### Problem to solve
Scan the entries below and extract each line with the word "commit" in it.

### Collected data entries
....

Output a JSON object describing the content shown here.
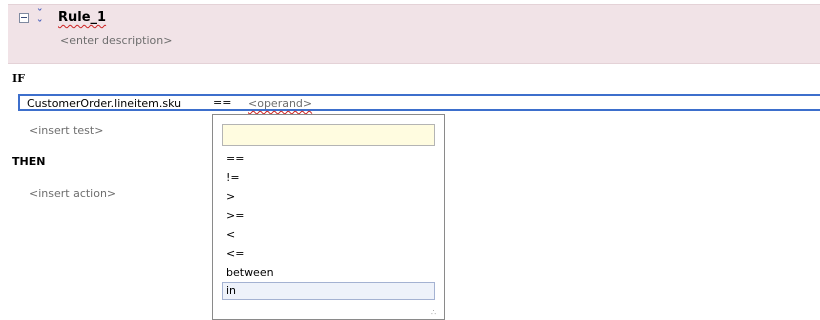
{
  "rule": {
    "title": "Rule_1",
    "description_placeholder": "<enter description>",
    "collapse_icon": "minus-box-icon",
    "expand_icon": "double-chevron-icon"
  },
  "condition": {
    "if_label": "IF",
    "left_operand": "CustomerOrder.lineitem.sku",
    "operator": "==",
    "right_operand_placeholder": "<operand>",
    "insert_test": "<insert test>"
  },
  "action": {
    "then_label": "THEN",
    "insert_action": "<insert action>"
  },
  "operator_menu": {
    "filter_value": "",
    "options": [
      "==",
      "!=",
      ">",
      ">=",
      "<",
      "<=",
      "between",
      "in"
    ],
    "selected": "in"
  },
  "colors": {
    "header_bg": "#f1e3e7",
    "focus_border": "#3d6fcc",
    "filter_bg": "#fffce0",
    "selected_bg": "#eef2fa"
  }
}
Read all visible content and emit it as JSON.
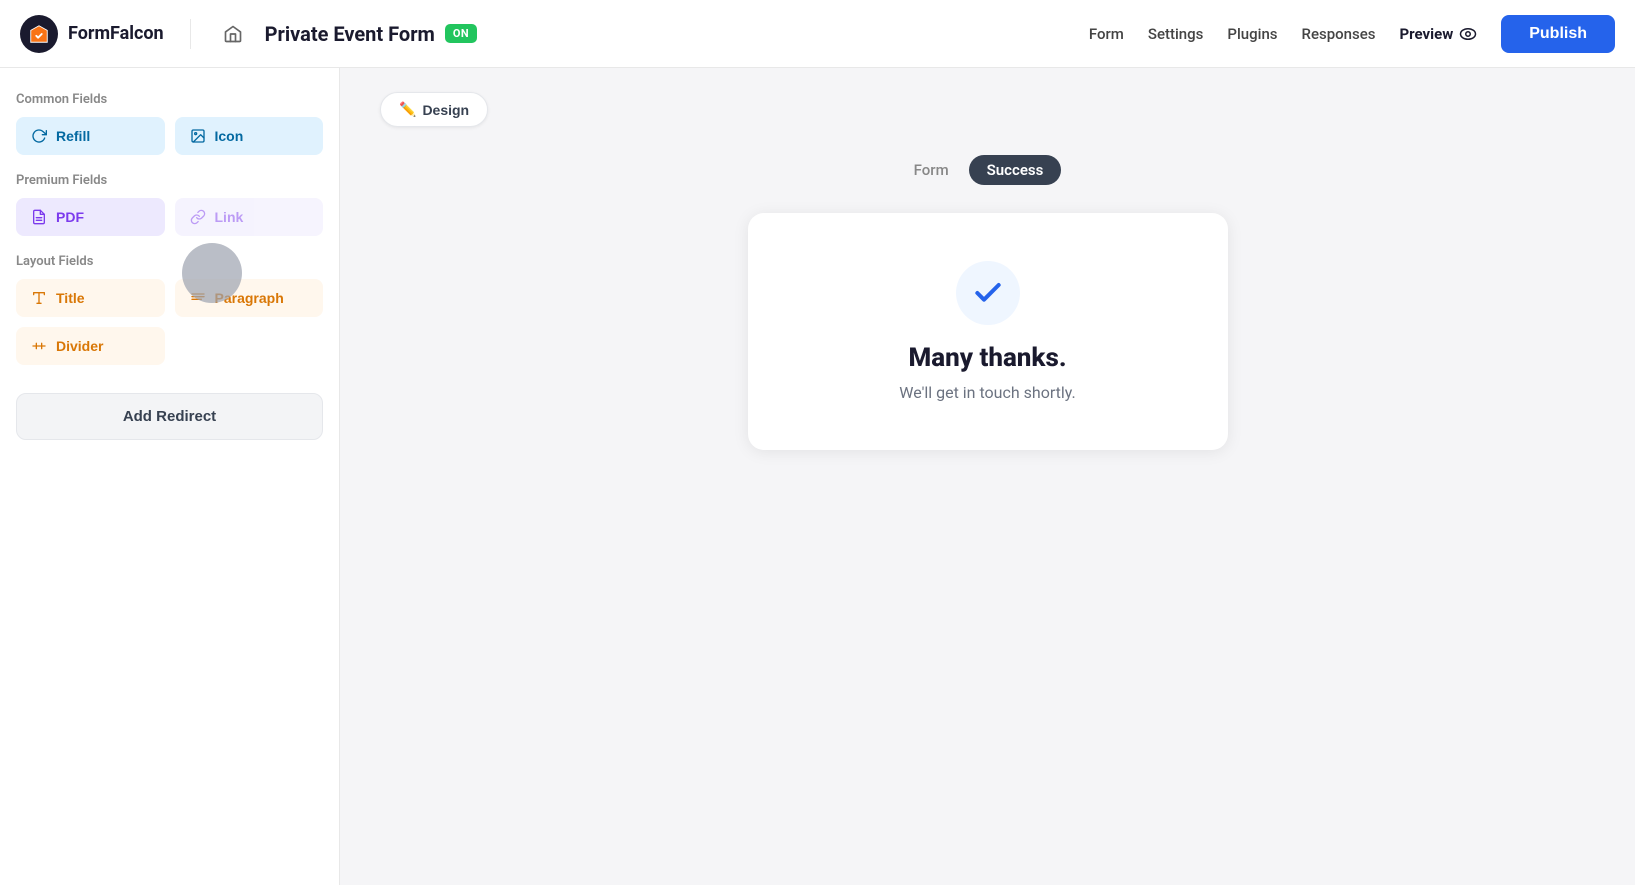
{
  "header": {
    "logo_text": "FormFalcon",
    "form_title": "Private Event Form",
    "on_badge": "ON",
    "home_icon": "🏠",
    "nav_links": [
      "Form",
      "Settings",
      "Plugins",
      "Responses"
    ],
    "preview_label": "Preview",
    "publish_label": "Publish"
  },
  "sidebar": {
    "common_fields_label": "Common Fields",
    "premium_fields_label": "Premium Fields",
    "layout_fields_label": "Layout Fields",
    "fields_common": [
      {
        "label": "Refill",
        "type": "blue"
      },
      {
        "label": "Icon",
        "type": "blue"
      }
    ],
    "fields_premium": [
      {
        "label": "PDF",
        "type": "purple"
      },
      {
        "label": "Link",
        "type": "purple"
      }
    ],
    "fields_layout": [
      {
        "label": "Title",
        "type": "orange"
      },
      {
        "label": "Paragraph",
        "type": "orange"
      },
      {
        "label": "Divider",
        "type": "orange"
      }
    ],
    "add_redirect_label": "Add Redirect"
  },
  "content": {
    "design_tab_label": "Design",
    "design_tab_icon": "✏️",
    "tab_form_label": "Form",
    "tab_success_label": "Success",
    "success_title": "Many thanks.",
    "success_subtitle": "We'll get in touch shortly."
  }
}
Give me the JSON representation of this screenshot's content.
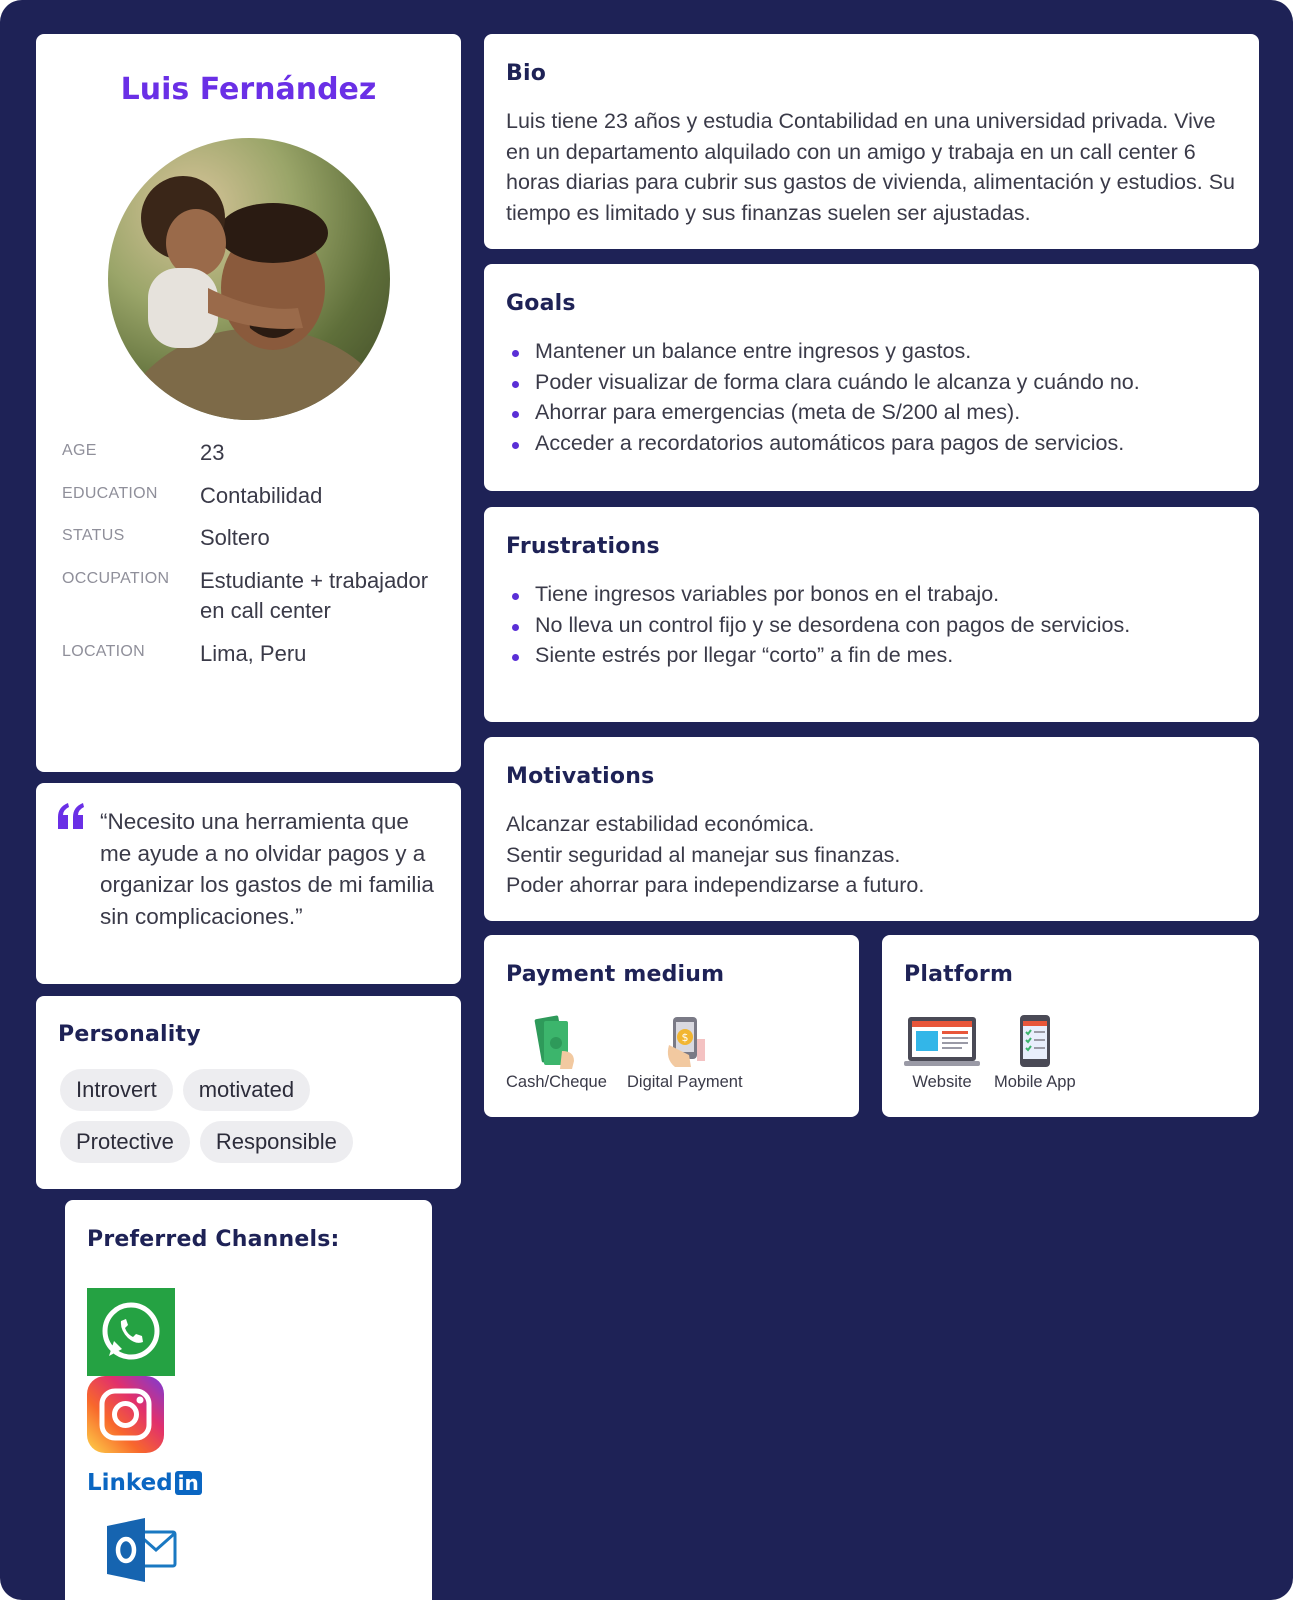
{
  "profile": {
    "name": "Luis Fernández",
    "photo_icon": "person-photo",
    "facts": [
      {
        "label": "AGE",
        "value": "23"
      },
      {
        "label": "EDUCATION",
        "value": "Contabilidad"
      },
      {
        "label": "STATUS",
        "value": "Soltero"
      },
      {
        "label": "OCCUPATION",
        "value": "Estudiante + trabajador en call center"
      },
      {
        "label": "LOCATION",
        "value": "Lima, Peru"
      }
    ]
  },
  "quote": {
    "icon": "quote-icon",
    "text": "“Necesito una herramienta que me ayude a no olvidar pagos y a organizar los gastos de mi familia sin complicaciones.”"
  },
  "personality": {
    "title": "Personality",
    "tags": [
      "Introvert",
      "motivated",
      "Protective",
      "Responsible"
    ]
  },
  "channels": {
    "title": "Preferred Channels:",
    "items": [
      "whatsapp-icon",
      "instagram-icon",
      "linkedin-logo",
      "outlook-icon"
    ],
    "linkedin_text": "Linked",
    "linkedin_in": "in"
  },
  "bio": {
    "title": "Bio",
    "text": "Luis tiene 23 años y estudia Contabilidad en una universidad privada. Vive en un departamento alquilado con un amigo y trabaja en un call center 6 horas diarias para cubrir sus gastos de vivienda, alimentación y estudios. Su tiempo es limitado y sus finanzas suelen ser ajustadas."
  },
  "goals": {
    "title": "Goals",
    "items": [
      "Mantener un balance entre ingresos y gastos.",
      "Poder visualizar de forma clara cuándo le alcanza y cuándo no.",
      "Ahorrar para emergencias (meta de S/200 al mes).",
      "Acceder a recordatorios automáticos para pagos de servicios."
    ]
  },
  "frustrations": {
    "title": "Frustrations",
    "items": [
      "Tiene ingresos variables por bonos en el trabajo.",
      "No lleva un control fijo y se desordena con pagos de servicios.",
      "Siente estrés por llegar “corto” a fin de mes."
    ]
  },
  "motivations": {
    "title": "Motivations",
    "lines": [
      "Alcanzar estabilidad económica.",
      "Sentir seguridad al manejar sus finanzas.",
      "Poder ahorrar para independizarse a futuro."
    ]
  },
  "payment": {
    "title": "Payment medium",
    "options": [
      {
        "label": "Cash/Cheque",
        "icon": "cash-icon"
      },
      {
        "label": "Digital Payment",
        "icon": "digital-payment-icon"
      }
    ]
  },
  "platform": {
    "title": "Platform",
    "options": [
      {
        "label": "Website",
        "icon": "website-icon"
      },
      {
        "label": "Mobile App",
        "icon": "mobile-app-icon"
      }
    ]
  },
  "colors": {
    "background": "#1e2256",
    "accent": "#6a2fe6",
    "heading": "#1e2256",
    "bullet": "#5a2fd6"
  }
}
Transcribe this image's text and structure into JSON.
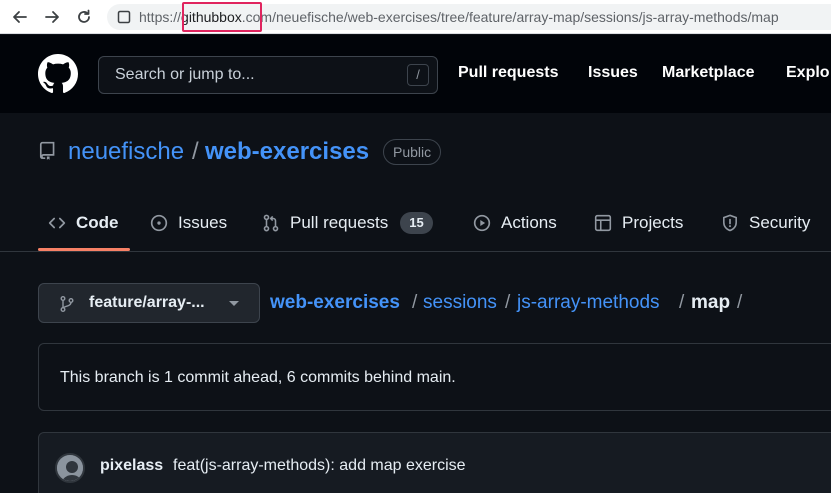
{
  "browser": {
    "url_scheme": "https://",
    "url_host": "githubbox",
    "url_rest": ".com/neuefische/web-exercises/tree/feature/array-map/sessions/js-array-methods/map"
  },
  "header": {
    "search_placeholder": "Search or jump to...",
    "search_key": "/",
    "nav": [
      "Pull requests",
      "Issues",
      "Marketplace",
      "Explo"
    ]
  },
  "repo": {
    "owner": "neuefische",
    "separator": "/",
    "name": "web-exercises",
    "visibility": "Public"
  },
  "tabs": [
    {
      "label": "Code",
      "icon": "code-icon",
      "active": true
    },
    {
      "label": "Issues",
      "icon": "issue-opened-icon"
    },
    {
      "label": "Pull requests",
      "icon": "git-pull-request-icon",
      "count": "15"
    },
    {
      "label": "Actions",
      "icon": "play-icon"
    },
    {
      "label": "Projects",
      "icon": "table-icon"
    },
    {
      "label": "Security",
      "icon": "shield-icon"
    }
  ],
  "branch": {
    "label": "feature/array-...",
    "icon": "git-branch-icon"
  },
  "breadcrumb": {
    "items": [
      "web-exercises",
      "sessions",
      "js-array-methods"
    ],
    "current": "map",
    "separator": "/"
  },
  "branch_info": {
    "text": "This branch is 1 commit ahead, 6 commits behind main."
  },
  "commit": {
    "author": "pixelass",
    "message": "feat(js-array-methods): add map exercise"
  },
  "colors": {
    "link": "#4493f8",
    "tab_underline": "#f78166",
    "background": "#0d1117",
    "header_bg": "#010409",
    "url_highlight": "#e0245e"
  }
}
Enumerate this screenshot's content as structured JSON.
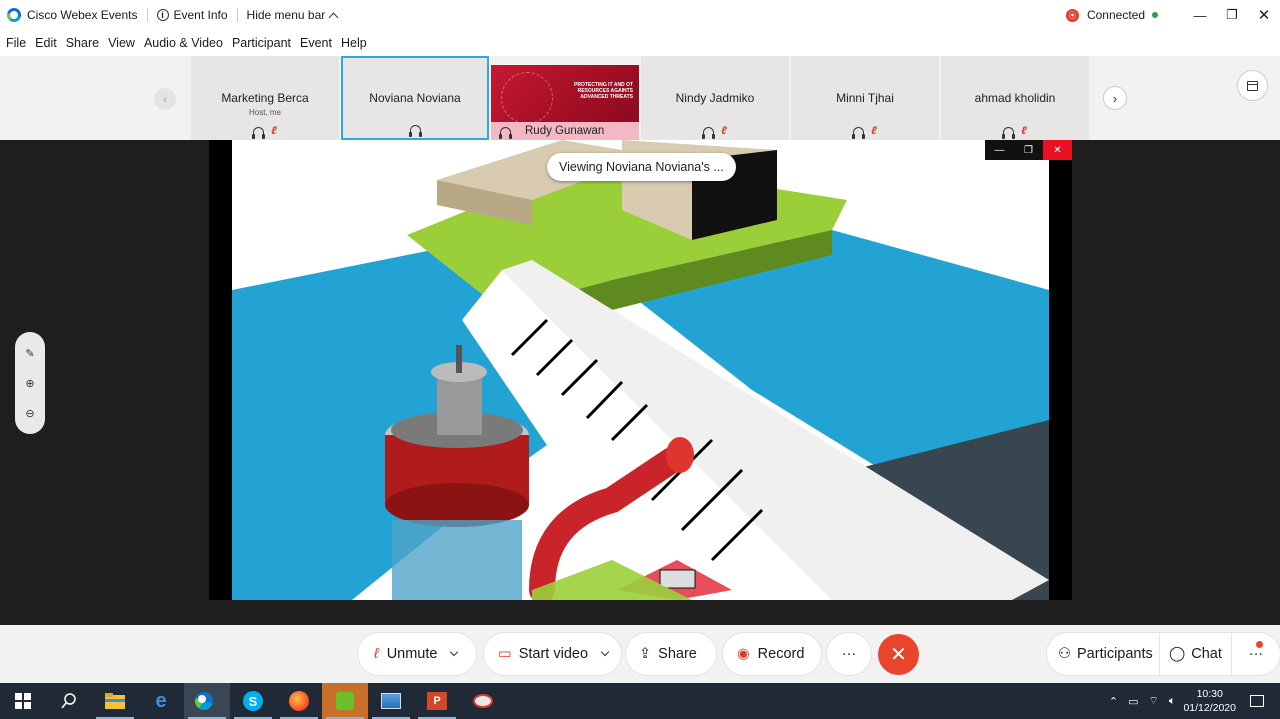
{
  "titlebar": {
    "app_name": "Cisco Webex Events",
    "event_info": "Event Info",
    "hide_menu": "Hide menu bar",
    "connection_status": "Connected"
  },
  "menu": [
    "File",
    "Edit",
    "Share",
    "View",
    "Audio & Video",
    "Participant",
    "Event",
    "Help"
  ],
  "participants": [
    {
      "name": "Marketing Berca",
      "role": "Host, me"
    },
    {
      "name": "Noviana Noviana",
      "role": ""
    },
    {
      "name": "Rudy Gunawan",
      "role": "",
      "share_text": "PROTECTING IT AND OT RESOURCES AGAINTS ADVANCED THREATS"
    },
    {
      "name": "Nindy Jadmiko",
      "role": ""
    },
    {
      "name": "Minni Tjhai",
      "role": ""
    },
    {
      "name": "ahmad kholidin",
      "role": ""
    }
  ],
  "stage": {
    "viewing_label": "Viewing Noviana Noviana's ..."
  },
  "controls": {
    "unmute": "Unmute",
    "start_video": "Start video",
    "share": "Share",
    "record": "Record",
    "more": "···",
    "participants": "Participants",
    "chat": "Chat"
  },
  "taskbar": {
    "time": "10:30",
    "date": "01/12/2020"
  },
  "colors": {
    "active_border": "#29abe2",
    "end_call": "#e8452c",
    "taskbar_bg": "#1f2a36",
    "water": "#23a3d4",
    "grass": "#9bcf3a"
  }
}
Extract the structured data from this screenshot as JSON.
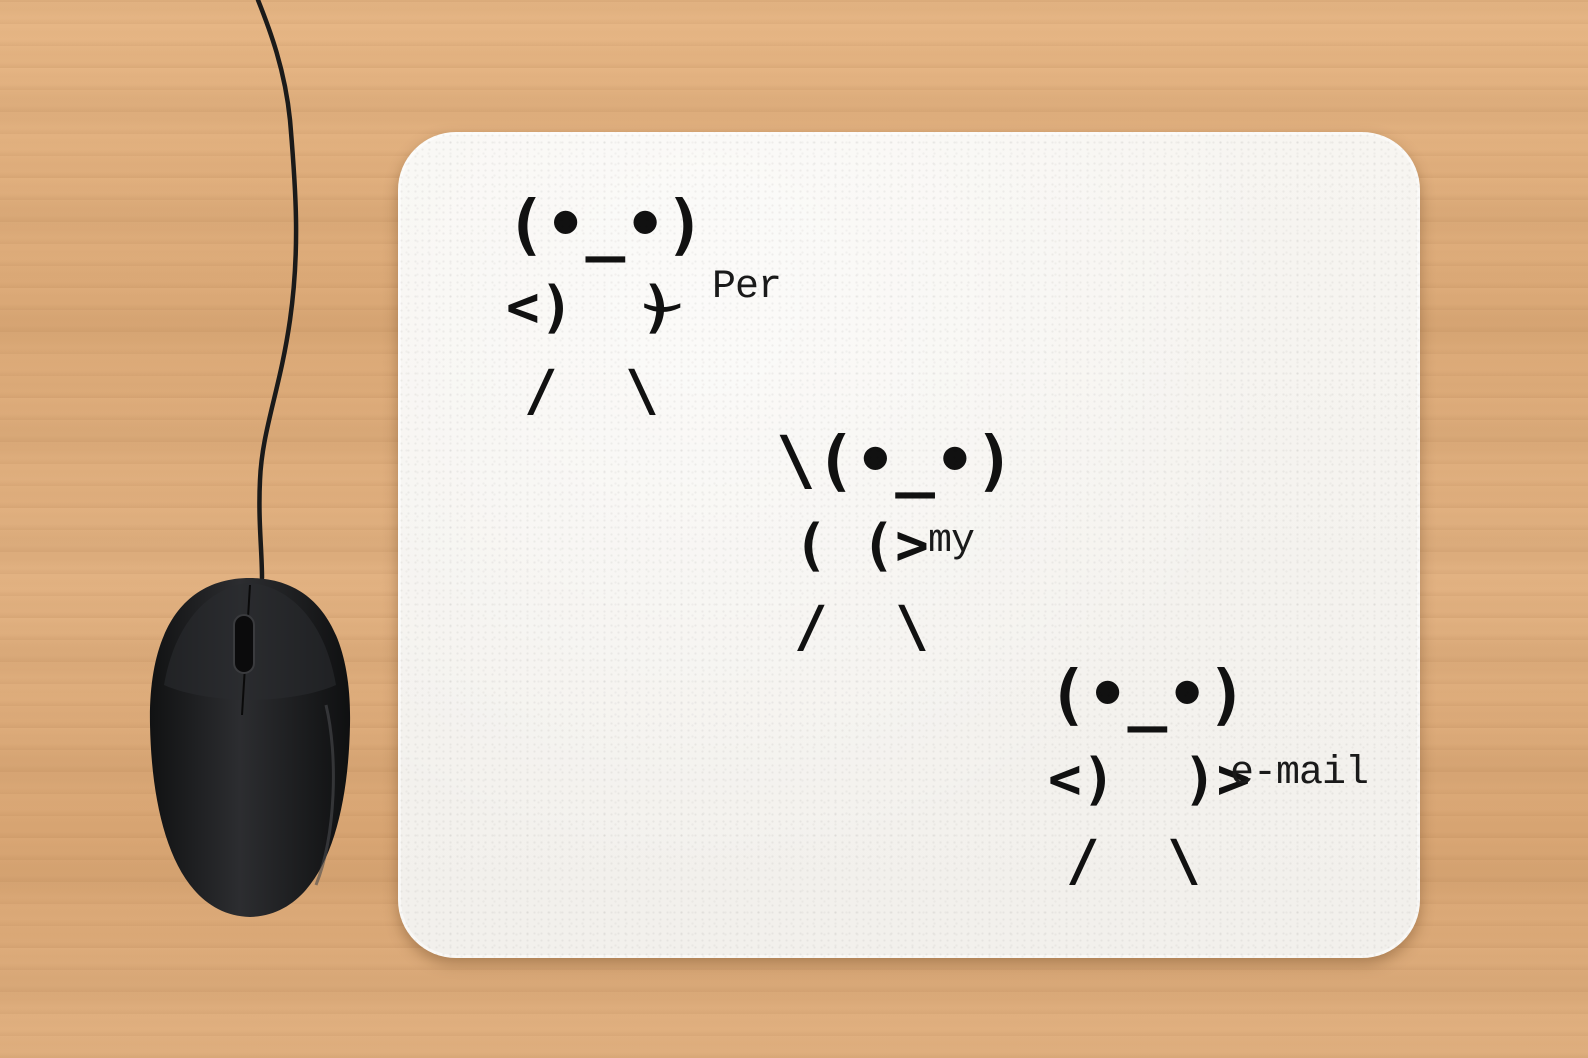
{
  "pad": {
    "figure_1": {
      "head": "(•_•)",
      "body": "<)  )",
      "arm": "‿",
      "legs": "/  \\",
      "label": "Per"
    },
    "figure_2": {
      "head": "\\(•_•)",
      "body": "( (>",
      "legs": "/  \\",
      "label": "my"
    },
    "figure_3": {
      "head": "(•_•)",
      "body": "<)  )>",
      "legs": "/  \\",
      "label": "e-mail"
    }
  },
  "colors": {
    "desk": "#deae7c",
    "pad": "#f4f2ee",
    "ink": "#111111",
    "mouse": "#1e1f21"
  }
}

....

### Answer section
    "text": "This branch is 1 commit ahead, 6 commits behind main."
  "commit": {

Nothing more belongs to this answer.